Under Alex Ferguson last-minute goals became a United trademark, the most famous examples coming in the Champions League final of 1999, but so far this season they have been going in at the wrong end, and it highlights how things have changed for United, now under the leadership of the former Toffees boss, Moyes.
Bryan Oviedo's strike in the 86th minute handed Everton their first win over United at Old Trafford since 1992, and followed in the footsteps of Adam Lallana's 89th minute equaliser for Southampton in October and an injury-time strike from Kim Bo-Kyung that earned Cardiff a draw last month.
To make things worse, fans up and down the country were soon chuckling that after 12 years of trying, Moyes had finally seen Everton win at Old Trafford. Even Gary Lineker used the gag on Match of the Day.
It was a night that "overflowed with indignities" for the new United manager, says The Guardian. "Everton, without Moyes, have improved. United, with him, have deteriorated."
United are now as close to Fulham in the relegation zone as they are to league leaders Arsenal, notes Mark Ogden in the Daily Telegraph. "Even the most pessimistic of Manchester United supporters must have wondered how it had possibly come to this."

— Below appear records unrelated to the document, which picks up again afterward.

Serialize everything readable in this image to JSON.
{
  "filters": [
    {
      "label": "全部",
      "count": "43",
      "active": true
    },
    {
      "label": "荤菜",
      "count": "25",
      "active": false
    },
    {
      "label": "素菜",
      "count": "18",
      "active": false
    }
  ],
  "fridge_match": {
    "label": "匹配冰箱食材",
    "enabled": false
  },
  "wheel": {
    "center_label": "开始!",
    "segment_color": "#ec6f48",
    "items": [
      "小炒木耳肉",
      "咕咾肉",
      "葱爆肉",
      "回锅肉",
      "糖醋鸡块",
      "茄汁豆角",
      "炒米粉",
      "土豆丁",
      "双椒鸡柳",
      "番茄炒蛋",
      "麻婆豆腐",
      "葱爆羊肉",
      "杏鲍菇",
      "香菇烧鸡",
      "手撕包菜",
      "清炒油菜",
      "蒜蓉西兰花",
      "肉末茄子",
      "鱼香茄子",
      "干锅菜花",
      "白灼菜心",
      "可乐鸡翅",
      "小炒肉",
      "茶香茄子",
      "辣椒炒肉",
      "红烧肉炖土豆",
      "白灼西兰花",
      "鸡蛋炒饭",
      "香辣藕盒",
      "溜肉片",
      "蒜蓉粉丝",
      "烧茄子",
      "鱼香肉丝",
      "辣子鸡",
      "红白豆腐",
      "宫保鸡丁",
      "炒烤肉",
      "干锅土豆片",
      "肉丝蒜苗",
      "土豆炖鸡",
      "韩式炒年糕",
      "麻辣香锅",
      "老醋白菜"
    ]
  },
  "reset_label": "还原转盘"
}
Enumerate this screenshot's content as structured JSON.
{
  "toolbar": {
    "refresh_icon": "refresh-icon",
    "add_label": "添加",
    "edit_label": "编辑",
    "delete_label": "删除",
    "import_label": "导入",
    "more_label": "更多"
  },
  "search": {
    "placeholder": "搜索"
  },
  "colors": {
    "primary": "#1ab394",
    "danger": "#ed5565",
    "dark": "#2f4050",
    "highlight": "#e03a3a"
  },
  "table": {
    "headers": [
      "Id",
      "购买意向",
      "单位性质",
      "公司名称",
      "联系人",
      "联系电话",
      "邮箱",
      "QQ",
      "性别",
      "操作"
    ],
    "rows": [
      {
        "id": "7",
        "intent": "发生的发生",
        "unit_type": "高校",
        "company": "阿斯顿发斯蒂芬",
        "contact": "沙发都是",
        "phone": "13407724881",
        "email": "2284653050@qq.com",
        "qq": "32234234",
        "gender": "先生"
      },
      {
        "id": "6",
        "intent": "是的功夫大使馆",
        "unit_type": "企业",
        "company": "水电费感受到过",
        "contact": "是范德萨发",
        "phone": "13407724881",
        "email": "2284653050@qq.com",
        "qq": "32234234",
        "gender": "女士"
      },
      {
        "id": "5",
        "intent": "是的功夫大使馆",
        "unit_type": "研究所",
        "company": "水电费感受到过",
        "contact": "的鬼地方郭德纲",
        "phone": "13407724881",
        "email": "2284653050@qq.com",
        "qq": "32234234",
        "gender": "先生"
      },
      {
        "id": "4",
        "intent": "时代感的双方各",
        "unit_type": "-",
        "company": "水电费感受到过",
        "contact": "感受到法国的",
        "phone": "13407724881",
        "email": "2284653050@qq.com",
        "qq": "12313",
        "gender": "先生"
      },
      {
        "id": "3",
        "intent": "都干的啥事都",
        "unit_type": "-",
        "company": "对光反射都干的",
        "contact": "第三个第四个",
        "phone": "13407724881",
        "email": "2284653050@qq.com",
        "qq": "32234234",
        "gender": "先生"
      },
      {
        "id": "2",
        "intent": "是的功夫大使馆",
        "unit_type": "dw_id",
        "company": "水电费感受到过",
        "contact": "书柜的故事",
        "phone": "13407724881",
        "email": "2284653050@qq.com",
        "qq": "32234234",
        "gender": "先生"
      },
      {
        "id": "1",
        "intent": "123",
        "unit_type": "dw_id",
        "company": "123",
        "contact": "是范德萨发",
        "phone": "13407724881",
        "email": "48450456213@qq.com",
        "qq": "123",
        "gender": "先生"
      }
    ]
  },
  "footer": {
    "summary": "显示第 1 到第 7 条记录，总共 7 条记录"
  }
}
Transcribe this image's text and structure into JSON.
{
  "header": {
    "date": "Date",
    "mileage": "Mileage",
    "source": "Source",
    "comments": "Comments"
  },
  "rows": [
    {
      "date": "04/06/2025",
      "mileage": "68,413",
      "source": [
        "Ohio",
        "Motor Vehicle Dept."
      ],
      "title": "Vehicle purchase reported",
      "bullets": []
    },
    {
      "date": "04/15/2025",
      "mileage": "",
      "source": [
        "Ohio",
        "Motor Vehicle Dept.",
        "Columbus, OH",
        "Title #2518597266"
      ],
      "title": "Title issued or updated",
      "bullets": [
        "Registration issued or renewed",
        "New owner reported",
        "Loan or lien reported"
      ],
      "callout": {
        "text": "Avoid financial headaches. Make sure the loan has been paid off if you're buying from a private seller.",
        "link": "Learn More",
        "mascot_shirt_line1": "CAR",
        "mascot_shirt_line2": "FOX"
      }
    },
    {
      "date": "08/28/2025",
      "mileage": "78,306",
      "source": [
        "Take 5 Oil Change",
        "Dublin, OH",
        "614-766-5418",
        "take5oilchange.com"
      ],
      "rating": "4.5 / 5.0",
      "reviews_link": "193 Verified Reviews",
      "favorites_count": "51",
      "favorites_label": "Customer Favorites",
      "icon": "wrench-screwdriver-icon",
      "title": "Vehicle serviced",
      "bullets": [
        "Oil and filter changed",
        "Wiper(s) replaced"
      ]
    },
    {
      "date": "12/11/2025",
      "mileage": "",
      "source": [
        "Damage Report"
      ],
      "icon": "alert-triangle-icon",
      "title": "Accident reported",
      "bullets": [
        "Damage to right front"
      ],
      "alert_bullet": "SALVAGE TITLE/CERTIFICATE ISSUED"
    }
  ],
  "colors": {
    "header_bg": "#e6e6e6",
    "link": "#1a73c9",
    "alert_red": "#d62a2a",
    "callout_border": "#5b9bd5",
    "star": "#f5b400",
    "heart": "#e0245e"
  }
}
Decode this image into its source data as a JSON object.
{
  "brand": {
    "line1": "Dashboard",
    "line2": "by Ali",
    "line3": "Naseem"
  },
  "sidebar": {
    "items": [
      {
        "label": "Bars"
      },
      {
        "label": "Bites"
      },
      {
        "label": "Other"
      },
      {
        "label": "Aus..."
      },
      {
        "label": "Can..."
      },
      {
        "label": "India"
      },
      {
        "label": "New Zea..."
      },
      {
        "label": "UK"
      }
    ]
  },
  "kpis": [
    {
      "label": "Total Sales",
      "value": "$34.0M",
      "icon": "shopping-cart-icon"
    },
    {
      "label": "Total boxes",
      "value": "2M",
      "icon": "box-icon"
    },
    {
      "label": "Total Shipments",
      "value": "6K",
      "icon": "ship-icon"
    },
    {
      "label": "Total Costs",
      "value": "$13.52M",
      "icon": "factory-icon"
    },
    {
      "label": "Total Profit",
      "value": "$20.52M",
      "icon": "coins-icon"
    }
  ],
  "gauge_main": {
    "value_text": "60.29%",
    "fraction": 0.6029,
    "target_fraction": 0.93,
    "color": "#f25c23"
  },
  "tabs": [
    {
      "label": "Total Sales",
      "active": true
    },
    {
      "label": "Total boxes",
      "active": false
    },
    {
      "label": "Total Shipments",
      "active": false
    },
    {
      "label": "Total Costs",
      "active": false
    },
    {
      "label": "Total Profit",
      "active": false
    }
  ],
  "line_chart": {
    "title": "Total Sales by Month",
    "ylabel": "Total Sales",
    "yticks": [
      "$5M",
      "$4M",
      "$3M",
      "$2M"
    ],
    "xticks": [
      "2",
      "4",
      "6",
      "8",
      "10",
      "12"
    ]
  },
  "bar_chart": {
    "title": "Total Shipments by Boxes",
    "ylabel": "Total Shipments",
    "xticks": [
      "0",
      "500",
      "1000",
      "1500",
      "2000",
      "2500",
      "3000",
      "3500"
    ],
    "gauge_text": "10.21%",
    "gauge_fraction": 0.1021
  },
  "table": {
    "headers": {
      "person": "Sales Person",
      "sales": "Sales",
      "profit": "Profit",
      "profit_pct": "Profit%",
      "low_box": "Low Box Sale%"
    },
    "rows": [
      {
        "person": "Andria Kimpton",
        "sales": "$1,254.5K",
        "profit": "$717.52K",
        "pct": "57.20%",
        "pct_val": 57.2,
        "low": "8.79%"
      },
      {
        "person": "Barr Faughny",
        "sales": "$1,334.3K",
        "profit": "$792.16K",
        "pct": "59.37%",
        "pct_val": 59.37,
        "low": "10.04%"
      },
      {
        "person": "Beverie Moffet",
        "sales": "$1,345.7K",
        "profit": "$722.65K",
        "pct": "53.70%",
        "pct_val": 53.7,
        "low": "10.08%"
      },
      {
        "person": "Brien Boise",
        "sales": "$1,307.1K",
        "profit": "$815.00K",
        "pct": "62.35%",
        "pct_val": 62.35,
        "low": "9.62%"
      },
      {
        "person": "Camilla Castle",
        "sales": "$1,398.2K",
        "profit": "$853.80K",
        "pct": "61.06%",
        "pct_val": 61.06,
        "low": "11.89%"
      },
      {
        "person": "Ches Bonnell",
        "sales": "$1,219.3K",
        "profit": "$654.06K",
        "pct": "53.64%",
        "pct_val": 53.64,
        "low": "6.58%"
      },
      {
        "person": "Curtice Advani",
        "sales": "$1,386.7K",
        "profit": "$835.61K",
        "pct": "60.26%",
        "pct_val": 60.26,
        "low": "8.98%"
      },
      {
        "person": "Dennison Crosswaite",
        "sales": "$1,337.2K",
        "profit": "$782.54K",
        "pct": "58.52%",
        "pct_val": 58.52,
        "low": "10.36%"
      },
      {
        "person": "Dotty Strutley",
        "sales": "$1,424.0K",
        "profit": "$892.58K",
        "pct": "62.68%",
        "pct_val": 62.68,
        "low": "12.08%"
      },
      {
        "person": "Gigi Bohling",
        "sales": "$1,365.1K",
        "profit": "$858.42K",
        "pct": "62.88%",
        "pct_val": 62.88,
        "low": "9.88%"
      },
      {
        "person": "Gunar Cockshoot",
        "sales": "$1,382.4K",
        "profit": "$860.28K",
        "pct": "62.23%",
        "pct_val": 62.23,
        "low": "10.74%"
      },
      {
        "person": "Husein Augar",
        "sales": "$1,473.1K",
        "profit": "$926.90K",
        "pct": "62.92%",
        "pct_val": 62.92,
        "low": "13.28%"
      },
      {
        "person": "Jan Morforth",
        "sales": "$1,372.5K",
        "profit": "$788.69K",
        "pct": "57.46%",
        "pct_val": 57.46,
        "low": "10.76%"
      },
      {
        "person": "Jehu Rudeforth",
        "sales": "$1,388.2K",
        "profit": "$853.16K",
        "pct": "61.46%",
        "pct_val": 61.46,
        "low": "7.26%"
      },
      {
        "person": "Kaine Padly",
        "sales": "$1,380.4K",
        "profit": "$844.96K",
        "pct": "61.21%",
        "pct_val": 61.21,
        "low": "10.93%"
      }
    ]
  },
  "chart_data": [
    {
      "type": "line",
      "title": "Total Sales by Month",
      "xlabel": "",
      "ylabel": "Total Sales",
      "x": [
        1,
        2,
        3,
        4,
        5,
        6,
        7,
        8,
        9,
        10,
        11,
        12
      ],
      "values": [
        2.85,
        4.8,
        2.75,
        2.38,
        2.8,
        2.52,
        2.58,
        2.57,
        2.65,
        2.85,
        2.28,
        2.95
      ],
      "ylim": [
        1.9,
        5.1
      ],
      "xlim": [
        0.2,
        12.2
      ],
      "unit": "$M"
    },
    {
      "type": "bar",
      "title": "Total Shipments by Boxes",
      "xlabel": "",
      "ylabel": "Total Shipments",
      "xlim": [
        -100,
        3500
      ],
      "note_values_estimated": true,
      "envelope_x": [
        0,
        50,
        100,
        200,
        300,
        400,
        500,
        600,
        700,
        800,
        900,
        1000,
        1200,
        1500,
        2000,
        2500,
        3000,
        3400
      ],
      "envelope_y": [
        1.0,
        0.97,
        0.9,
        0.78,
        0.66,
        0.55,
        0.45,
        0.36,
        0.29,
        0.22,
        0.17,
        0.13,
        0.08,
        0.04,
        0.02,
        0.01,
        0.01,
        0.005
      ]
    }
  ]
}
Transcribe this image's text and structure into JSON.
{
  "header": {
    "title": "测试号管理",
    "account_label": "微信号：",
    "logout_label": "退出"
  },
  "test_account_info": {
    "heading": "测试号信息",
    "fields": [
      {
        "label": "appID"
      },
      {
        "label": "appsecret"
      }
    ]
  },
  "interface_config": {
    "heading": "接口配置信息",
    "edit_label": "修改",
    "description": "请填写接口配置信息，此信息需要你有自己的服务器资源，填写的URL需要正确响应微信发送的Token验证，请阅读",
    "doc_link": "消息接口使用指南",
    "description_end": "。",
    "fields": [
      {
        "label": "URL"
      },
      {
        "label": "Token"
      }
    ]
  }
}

The likes of Arsene Wenger and Jose Mourinho have been quick to insist that United are not out of the title race, but Moyes must have privately relinquished the title. He will now be looking at other targets. "Unless they improve quickly, they will have a real fight on their hands to finish in the top four in a season in which improvements at Everton and Liverpool have increased competition in that regard," warns Oliver Kay in The Times. Everton’s win puts them five points above the champions.
After the game Moyes admitted his side would have to win an "awful lot of games" in the run-in if they wanted to retain their title. More telling was the length of the press conference, says The Independent.
"[It] was one of the shortest the stadium has known in recent times - two minutes and eight seconds - revealing the extent of the manager's despair," reports the paper. ·